Recorded data
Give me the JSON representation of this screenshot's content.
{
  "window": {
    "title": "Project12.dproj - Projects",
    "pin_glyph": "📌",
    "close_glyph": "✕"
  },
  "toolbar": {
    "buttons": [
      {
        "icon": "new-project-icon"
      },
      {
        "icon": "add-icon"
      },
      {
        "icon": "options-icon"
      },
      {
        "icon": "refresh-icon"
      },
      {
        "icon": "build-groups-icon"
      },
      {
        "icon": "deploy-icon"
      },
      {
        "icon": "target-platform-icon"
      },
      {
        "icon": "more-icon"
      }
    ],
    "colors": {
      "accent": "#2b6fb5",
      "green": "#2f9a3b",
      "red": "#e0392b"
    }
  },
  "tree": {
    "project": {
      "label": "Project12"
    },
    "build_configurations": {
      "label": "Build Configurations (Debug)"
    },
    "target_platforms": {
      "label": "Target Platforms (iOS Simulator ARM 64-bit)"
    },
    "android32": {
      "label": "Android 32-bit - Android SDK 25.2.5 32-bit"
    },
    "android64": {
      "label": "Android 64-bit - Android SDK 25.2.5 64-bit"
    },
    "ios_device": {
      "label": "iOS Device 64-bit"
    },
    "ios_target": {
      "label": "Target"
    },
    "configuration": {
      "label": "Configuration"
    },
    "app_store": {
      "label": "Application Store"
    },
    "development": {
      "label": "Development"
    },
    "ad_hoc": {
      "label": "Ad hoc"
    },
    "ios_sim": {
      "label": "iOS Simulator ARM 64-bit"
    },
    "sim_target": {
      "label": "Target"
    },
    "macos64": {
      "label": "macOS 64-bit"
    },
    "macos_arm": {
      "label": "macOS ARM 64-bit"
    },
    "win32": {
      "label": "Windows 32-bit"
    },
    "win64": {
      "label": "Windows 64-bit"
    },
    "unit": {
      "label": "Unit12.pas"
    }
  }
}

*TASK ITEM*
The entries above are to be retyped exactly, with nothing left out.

*SOLUTION BELOW*
Give me the JSON representation of this screenshot's content.
{
  "window": {
    "title": "Project12.dproj - Projects",
    "pin_glyph": "📌",
    "close_glyph": "✕"
  },
  "toolbar": {
    "buttons": [
      {
        "icon": "new-project-icon"
      },
      {
        "icon": "add-icon"
      },
      {
        "icon": "options-icon"
      },
      {
        "icon": "refresh-icon"
      },
      {
        "icon": "build-groups-icon"
      },
      {
        "icon": "deploy-icon"
      },
      {
        "icon": "target-platform-icon"
      },
      {
        "icon": "more-icon"
      }
    ],
    "colors": {
      "accent": "#2b6fb5",
      "green": "#2f9a3b",
      "red": "#e0392b"
    }
  },
  "tree": {
    "project": {
      "label": "Project12"
    },
    "build_configurations": {
      "label": "Build Configurations (Debug)"
    },
    "target_platforms": {
      "label": "Target Platforms (iOS Simulator ARM 64-bit)"
    },
    "android32": {
      "label": "Android 32-bit - Android SDK 25.2.5 32-bit"
    },
    "android64": {
      "label": "Android 64-bit - Android SDK 25.2.5 64-bit"
    },
    "ios_device": {
      "label": "iOS Device 64-bit"
    },
    "ios_target": {
      "label": "Target"
    },
    "configuration": {
      "label": "Configuration"
    },
    "app_store": {
      "label": "Application Store"
    },
    "development": {
      "label": "Development"
    },
    "ad_hoc": {
      "label": "Ad hoc"
    },
    "ios_sim": {
      "label": "iOS Simulator ARM 64-bit"
    },
    "sim_target": {
      "label": "Target"
    },
    "macos64": {
      "label": "macOS 64-bit"
    },
    "macos_arm": {
      "label": "macOS ARM 64-bit"
    },
    "win32": {
      "label": "Windows 32-bit"
    },
    "win64": {
      "label": "Windows 64-bit"
    },
    "unit": {
      "label": "Unit12.pas"
    }
  }
}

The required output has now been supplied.